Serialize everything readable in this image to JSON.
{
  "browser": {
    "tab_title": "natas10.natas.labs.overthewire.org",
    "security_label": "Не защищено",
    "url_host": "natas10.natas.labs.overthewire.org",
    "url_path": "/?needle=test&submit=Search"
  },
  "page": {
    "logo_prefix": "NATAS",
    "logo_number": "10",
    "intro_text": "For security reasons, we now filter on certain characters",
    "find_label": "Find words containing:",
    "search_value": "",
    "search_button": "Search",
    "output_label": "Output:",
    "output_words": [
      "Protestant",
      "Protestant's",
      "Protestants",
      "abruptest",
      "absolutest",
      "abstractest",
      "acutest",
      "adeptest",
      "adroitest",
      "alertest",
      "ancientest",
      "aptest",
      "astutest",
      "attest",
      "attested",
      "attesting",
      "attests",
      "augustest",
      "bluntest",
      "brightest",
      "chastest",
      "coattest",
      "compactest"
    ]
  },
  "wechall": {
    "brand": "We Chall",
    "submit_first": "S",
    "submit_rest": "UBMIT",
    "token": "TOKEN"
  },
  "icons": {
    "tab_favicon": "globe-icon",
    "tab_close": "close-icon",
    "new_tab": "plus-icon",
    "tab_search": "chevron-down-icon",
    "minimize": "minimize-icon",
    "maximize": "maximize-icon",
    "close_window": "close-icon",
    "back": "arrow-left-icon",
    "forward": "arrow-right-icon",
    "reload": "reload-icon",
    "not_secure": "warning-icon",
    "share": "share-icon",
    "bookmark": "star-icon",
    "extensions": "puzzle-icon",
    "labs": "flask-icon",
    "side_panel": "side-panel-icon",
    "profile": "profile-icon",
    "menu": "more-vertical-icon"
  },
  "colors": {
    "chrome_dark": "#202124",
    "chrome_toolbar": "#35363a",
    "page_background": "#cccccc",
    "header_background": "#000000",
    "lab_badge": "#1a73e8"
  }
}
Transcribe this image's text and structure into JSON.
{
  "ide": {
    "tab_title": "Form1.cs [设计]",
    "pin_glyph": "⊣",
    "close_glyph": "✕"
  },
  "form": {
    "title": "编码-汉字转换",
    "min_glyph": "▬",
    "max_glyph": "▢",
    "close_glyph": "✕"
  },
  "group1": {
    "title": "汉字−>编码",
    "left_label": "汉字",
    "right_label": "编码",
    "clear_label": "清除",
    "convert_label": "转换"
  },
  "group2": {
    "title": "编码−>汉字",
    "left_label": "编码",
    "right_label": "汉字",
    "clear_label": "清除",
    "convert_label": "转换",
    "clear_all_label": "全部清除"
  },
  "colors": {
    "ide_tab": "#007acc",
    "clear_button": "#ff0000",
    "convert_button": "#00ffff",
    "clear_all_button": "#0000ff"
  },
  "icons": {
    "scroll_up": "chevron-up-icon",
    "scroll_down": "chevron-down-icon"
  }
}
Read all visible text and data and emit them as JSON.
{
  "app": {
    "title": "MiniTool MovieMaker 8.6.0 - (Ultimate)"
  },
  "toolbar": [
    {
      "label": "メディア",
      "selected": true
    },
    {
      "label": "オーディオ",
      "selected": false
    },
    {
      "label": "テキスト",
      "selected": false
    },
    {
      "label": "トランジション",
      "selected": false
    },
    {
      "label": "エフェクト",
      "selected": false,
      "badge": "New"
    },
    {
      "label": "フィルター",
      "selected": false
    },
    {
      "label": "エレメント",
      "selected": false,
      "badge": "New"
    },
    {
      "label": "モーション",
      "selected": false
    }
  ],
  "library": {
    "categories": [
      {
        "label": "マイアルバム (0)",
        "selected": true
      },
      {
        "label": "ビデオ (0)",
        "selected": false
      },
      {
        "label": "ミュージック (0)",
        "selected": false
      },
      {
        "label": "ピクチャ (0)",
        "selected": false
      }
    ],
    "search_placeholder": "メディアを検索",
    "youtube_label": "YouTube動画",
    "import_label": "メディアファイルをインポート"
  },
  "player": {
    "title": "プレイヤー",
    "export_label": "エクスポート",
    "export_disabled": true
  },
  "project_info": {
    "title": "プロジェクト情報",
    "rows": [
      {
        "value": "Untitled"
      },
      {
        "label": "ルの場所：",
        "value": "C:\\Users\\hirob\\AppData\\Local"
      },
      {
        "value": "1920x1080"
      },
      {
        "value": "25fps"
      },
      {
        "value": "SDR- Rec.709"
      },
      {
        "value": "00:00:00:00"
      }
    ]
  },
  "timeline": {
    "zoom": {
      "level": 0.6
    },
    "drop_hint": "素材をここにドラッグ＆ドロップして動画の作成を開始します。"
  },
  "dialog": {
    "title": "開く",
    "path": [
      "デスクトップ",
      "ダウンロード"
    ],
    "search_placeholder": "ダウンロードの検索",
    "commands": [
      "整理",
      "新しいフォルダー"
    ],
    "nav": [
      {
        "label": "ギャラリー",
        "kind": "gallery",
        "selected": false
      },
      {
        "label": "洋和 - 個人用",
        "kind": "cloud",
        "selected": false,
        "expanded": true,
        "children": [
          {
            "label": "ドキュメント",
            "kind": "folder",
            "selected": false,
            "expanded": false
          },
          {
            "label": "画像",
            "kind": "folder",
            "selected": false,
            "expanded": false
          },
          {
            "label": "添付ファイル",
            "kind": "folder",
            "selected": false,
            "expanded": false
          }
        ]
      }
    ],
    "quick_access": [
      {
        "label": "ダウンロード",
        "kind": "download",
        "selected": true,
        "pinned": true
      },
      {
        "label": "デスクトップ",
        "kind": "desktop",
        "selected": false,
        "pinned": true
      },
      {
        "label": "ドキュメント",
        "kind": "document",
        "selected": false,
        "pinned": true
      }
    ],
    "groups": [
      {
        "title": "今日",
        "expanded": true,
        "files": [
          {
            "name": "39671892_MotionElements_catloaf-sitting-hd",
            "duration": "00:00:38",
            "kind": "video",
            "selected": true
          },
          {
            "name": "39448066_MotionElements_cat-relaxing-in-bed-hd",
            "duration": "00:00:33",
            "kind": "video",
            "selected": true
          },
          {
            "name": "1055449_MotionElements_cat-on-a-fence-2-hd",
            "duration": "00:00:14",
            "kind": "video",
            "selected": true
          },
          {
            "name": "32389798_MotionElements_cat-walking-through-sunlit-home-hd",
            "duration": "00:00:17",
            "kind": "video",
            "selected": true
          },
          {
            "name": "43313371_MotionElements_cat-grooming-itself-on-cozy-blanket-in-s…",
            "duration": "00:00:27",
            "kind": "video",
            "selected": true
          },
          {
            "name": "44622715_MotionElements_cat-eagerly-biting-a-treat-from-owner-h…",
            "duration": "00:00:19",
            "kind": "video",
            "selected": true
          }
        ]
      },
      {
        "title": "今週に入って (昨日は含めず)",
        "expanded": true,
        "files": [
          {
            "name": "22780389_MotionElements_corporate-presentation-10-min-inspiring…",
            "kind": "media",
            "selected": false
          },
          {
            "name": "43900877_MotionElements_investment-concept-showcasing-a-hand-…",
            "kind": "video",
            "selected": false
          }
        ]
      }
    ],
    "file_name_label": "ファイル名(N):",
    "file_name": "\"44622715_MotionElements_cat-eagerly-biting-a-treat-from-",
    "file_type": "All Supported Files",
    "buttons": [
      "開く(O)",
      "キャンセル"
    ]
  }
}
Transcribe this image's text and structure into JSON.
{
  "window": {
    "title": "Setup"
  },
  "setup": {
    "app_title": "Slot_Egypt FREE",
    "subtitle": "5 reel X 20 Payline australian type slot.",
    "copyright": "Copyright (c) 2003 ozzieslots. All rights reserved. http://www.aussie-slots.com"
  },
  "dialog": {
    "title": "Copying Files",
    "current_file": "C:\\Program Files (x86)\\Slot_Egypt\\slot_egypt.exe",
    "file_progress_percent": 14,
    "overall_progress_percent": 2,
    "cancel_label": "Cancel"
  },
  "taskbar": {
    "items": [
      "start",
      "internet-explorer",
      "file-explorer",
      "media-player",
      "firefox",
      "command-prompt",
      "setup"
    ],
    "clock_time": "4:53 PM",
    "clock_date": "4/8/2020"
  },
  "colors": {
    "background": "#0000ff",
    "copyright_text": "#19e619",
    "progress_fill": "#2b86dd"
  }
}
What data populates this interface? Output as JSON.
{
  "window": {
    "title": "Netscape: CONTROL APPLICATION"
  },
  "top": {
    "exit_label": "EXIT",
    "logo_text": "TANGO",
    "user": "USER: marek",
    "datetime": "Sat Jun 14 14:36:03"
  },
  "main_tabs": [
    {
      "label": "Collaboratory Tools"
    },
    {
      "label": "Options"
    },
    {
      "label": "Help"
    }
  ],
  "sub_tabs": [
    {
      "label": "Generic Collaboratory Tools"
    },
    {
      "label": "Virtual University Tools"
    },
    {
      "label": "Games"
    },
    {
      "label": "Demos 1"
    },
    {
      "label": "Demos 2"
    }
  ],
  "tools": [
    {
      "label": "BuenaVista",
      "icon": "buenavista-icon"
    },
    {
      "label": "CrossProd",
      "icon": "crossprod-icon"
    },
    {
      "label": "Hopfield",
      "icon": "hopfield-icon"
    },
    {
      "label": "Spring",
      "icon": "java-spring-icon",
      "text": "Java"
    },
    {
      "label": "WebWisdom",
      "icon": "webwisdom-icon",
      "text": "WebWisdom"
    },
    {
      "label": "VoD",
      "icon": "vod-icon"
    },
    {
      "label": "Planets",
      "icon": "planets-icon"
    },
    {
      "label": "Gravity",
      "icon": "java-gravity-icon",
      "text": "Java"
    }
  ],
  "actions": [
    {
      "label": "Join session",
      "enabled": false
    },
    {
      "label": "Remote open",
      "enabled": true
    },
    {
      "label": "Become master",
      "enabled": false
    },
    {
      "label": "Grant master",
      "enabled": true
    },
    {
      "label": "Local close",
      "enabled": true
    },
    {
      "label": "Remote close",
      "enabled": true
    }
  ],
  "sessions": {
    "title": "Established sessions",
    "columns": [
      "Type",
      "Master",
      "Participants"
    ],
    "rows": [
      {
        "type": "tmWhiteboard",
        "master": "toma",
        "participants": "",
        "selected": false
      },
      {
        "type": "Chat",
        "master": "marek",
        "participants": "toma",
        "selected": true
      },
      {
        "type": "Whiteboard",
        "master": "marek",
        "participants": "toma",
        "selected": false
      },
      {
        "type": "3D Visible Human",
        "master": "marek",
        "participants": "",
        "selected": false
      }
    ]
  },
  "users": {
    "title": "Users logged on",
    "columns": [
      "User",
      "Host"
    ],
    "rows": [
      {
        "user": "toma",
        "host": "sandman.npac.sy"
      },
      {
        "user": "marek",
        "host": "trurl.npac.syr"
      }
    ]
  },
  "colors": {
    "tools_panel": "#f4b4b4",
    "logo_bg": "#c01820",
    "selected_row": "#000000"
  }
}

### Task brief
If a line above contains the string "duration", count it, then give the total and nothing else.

### Reply
6